Current Issue - May 2022 - Vol 25 Issue 3


  1. 2022;25;E427-E433The Interspace Between Popliteal Artery and Posterior Capsule of the Knee (IPACK) Block in Knee Arthroplasty: A Prospective Randomized Trial
    Prospective Study
    Mohammad A. Abdullah, MD, Mohamed M. Abu Elyazed, MD, and Shaimaa F. Mostafa, MD.

BACKGROUND: Optimal analgesia following knee surgery is essential for early mobilization and rehabilitation and minimizing morbidity.

OBJECTIVES: We compared the addition of the interspace between the popliteal artery and the posterior capsule of the knee (IPACK) block to the adductor canal block (ACB) versus ACB alone on postoperative analgesia and ambulation ability in patients undergoing total knee arthroplasty (TKA).

STUDY DESIGN: A prospective randomized study.

SETTING: An academic medical center.

METHODS: Eighty patients undergoing TKA were randomly allocated to receive either ACB or combined ACB-IPACK block at the end of surgery. ACB was performed using 20 mL bupivacaine 0.25% in both groups, while IPACK block using 30 mL bupivacaine 0.25% was added in the ACB-IPACK group only. Visual analog scale (VAS) was evaluated at rest and with 45° knee flexion at 4, 6, 12, and 24 hours postoperatively. The quadriceps muscle power and mobilization ability were assessed at 12 hours and 24 hours postoperative. Total 24 hour postoperative morphine consumption, time to first rescue analgesic request, and patient satisfaction were documented.

RESULTS: The mean postoperative morphine consumption was higher in the ACB group (20.93 ± 7.17 mg) than the ACB-IPACK group (9.68 ± 3.56 mg) (P < 0.001, 95% CI; 8.71; 13.79). The time to 1st rescue analgesic consumption was longer in the ACB-IPACK group (645 ± 254 min) than ACB group (513 ± 247 min) (P = 0.021, 95% CI; 20.4; 243.6).

At 4 hours, 6 hours, and 12 hours postoperative, the median postoperative VAS scores were higher in the ACB group than those of the ACB-IPACK group at rest (P = 0.003, 0.001 and 0.007) and on 45° knee flexion (P = 0.001, 0.001, 0.002) respectively. At 24 hours, the median VAS score was comparable between both groups both at rest and on 45° knee flexion (P = 0.358 & 0.054), respectively. The TUG test and the straight leg raise (MRC) scales at 12 hours, and 24 hours postoperative were comparable between both groups (P > 0.05).

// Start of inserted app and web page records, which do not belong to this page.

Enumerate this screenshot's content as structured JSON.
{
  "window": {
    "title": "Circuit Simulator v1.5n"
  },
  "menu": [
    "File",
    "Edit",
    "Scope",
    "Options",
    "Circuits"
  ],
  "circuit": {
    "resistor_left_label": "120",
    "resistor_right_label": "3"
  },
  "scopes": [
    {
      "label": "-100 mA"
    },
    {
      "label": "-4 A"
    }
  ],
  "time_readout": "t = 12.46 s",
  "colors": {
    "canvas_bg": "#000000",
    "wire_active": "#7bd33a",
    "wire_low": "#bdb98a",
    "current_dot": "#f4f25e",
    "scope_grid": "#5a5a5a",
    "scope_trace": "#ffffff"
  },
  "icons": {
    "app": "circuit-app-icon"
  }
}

LIMITATIONS: This study was limited by its small sample size.

CONCLUSION: The addition of IPACK to the ACB significantly reduced the postoperative morphine consumption and postoperative pain scores compared to the ACB alone without significant difference in mobilization ability in patients undergoing TKA.

KEY WORDS: Pain, postoperative, arthroplasty, knee replacement